By far, the most common element in deviant sexual attraction is towards things which are ‘taboo’, that is, things which are naughty, bad, or forbidden. Across all fetishes and even non-fetishistic sexual behaviour, we are turned on by taboos.
In this article, i’ll explain the psychology of why a taboo is a turn-on.
Fetishes and Sexual Pleasure
Why do fetishes form?
Fetishes form because we all have some sort of deep-rooted emotional pain in our subconscious mind. One of the ways that our brain tries to deal with that pain is by turning it into pleasure. We can find an immense amount of validation by either surrendering to the pain in a controlled environment and letting it hurt us, or by overcoming it by acting the pain onto others – what Robert Stoller calls ‘fantasy revenge’.
For example, someone who grows up feeling powerless will either get aroused by being powerless (tied up) or by being powerful (tying someone else up!). It’s the brain’s way of dealing with deep-rooted emotional pain. Someone with fears about pain and punishment will get aroused by either feeling pain or inflicting pain.
Cuckolding is where you get aroused by being made to feel inadequate – it eroticizes feelings of inadequacy, which is obviously incredibly painful. By surrendering to these feelings, in a sexual context, we try to overcome our deepest fears and concerns, which provides the greatest amount of validation and pleasure possible (but, obviously, this doesn’t create lasting healing, or we’d have fetishes once and never again!).
Naughtiness is Bad
Our childhood is when the majority of these emotional pains form, because it’s the time when we’re so vulnerable, weak, needy, scared, and impressionable. Anything that happens in childhood gets deeply internalized and magnified, more than we can imagine.
When growing up, we are all told which behaviors are ‘wrong’ or ‘naughty’. When we do naughty things, we are often punished, restricted, or told that we are bad. This creates an emotional pain and negative association with naughtiness, which we all grow up with as a normal consequence of childhood. Perhaps we are punished for naughtiness, or shouted at, or in some way hurt and told that naughtiness is bad and wrong.
The Pain Of Thinking We’re Naughty
This leaves us feeling very bad about the idea of being naughty.
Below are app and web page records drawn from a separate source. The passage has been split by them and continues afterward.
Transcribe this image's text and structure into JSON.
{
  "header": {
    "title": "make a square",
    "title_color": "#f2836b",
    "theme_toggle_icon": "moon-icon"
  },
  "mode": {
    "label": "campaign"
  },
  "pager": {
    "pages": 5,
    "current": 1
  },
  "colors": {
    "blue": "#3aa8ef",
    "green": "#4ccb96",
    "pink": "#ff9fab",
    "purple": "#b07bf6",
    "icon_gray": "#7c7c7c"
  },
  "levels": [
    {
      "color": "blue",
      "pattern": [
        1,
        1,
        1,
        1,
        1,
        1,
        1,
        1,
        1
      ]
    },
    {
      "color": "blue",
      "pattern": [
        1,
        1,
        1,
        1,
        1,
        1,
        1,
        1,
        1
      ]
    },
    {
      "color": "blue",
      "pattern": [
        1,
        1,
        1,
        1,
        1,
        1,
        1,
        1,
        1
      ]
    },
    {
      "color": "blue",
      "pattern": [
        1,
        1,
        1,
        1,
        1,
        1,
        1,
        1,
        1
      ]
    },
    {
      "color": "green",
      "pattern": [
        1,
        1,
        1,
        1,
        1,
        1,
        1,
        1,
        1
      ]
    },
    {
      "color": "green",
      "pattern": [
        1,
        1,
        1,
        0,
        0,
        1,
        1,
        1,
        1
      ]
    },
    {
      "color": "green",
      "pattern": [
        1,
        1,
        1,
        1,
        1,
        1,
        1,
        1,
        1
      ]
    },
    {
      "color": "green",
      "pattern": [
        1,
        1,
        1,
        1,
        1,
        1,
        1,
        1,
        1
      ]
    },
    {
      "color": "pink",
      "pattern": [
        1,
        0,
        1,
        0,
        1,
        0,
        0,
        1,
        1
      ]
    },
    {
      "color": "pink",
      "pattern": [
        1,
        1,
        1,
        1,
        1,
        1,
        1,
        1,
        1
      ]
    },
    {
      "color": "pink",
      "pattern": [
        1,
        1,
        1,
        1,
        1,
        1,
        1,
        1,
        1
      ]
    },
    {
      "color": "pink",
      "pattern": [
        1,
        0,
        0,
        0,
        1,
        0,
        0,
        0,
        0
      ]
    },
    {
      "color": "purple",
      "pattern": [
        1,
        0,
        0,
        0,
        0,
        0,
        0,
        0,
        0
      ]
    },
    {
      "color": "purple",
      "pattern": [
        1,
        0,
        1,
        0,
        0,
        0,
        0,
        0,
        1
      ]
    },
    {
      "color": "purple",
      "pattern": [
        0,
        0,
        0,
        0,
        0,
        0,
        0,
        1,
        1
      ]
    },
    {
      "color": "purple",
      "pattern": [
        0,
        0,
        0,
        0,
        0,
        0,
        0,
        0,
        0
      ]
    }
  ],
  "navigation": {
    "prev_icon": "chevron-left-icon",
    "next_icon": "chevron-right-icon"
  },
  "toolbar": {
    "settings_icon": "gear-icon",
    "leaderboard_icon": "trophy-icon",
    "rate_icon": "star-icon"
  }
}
Children worry that if they’re naughty, their parents won’t love them any more. They think of naughtiness as the one thing they shouldn’t do. They feel a lot of pain around the idea of being naughty.
Then, in adulthood, emotional pain is sexualized, and we become aroused by naughtiness and attracted to things which are ‘taboo’. By either masochistically surrendering to naughtiness, or sadistically seeking fantasy revenge through naughtiness, we find pleasurable validation through taboo sexual acts in an attempt to overcome this pain.
We become aroused by things that are taboo – as an eroticization of the emotional pain around naughtiness.
Don’t Like This?
My focus on this website is on troublesome turn-ons: the fetishes you don’t want to have, and would rather change. If your fetish is only arousing because it’s taboo, there are two things you can do about it:
- Change your associations. Stop thinking of that fetish as taboo, and try to start seeing it as normal, fine, good, and not naughty at all. The naughtier it seems, the more arousing it will be, and the less naughty it seems, the less arousing. So, try to not see it as naughty!
- Get comfortable with naughtiness. Try to remove your emotional pain around being naughty. Learn that you’ll still be loved and accepted, you won’t die, you’ll be able to live a happy life, and no-one will reject you or abandon you. Sometimes this involves reclaiming your independence: building a healthy, fulfilling life that you’re proud of (particularly socially, in fact, mainly socially – get more friends). Other times this may involve some deeper work on changing your subconscious perceptions – digging up old memories and re-examining them, using creative imagery, and treating yourself better: self-love.
Most fetishes are much more complicated, and it’s rarely as unidimensional. Cuckolding, for example, involves a lot more than just a taboo. If this is what you’d like to change, sign up on my homepage.
By Connor McGonigal
‘Why Is A Taboo A Turn-On?’ Published January 2019